This week I'm responsible for "veckans skifte", the theme on the blog Skiften. My subject is the changes in global risk (in Swedish). This is a continuation of previous looks at global catastrophic risks this summer.
I find doom-mongering both depressing and annoying, but at the same time there seems to be serious cognitive bias against recognizing rare but serious risks. I think there is also some form of approximate "conservation of worry" in society that makes different risks compete for attention. The result of the dominance of climate change as The Big Risk is that people underestimate many of the others, even when they are completely uncorrelated. At the same time there is clearly more than a little irrational millennialism around, biasing people towards focusing on the nice, dramatic risks. But the ones I fear are the total unknowns.

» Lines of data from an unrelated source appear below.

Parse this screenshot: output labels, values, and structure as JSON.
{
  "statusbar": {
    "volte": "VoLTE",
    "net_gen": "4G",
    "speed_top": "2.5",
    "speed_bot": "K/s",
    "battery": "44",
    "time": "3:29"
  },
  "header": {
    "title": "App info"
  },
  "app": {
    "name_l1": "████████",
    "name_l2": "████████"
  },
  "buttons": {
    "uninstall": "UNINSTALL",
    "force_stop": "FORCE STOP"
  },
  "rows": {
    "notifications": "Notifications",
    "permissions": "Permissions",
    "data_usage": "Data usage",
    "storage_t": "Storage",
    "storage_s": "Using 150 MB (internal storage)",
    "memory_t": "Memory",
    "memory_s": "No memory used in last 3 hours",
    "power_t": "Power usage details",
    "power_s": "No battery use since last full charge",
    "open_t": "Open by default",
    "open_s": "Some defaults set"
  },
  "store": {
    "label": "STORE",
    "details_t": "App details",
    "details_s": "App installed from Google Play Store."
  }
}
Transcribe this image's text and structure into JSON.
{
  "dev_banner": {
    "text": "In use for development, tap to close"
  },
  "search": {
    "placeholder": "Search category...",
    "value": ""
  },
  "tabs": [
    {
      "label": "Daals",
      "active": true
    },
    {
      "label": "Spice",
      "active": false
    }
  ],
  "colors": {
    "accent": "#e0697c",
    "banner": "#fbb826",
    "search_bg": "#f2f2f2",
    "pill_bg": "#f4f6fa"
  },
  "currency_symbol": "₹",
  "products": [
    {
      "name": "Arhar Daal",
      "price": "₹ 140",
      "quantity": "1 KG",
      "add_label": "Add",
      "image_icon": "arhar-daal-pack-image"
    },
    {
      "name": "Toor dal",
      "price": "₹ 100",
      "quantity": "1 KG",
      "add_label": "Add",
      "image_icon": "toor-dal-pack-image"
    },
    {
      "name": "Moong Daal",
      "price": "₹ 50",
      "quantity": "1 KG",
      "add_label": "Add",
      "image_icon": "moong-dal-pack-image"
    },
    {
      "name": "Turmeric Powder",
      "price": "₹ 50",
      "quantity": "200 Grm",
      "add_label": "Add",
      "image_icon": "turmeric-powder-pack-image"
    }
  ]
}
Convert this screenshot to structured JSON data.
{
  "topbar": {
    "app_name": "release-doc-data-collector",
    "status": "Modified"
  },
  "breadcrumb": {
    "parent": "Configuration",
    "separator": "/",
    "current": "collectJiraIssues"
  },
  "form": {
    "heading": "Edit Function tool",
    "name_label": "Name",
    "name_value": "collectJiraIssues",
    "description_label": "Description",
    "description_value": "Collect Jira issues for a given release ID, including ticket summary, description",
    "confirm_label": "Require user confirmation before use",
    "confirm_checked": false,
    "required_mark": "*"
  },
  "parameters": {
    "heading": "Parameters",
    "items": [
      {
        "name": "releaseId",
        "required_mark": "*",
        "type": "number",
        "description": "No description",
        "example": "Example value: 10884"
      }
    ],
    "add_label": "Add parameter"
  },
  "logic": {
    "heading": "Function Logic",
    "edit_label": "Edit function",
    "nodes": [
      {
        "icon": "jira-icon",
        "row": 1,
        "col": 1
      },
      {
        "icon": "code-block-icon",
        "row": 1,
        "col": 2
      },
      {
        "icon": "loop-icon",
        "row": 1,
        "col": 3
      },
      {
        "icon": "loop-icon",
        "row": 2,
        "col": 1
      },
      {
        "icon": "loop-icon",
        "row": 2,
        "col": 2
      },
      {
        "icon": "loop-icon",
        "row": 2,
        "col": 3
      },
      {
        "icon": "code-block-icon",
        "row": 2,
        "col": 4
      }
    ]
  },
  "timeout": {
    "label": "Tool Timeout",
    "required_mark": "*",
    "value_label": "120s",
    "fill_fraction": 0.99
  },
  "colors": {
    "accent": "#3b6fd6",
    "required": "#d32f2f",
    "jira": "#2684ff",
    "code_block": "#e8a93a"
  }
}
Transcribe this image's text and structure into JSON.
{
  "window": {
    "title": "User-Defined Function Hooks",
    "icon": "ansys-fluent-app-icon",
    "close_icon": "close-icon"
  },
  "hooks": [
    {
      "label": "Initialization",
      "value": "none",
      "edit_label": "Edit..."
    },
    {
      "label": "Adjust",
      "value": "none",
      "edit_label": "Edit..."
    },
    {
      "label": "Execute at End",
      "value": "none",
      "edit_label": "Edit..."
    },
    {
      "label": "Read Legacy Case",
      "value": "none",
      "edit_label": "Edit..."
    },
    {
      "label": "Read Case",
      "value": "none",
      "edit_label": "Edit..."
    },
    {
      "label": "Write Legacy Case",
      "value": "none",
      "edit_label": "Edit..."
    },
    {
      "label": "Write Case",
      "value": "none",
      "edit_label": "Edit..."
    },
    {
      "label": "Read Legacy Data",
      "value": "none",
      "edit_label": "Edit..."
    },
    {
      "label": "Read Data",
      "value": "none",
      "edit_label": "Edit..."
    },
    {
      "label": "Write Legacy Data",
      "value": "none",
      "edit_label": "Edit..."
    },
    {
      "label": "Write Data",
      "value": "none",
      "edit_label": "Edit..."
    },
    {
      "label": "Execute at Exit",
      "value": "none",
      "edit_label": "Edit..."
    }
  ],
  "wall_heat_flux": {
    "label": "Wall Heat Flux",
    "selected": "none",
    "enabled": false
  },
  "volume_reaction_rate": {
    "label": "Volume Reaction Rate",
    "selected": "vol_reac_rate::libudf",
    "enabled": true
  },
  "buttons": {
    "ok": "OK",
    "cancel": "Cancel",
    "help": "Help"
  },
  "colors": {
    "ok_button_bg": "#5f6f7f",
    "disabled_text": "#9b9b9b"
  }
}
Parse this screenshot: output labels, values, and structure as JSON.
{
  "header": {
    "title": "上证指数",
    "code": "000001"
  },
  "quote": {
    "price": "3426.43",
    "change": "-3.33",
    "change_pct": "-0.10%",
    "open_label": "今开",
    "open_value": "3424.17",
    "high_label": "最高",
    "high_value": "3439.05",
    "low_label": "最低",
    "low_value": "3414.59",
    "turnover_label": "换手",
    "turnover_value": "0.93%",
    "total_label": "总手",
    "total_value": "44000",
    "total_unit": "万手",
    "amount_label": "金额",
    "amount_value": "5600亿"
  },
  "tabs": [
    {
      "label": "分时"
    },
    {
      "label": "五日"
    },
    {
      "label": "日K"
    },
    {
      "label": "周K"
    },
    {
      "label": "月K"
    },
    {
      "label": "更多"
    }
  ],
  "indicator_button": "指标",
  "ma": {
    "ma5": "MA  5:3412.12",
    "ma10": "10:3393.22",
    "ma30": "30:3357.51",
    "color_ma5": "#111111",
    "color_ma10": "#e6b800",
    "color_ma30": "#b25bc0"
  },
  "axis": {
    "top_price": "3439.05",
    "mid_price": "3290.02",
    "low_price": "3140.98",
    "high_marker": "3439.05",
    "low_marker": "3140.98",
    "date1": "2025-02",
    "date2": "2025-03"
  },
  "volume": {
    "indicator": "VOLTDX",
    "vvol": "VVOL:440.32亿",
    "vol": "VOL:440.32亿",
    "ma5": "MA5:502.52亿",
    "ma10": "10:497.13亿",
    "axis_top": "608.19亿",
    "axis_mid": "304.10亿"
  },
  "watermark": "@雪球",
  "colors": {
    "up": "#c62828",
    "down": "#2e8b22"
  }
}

If there is a future great filter as explanation for the Fermi Paradox (unless it is some evolutionary convergence that turns us into a quiet M-brain civilization), we should expect it to strike relatively soon. Within a century we could definitely spread across the solar system and be on our way beyond, becoming quite hard to kill off as a species. Hence whatever threatens us must be striking before then. But we should expect that all other (now lost) alien civilizations have tried to reduce the risks facing them, including taking the great filter into account. So the filter, in order to be a cause of the great silence, must be something no civilization can plan for, yet extremely reliably deadly.
To me, this argument suggests that we should be concerned with a category of unknown unknowns as major risks. We do not know what they are, and maybe they are even unknowable before they happen. But we better find a way around them if we want to survive.Posted by Anders3 at September 2, 2008 10:53 AM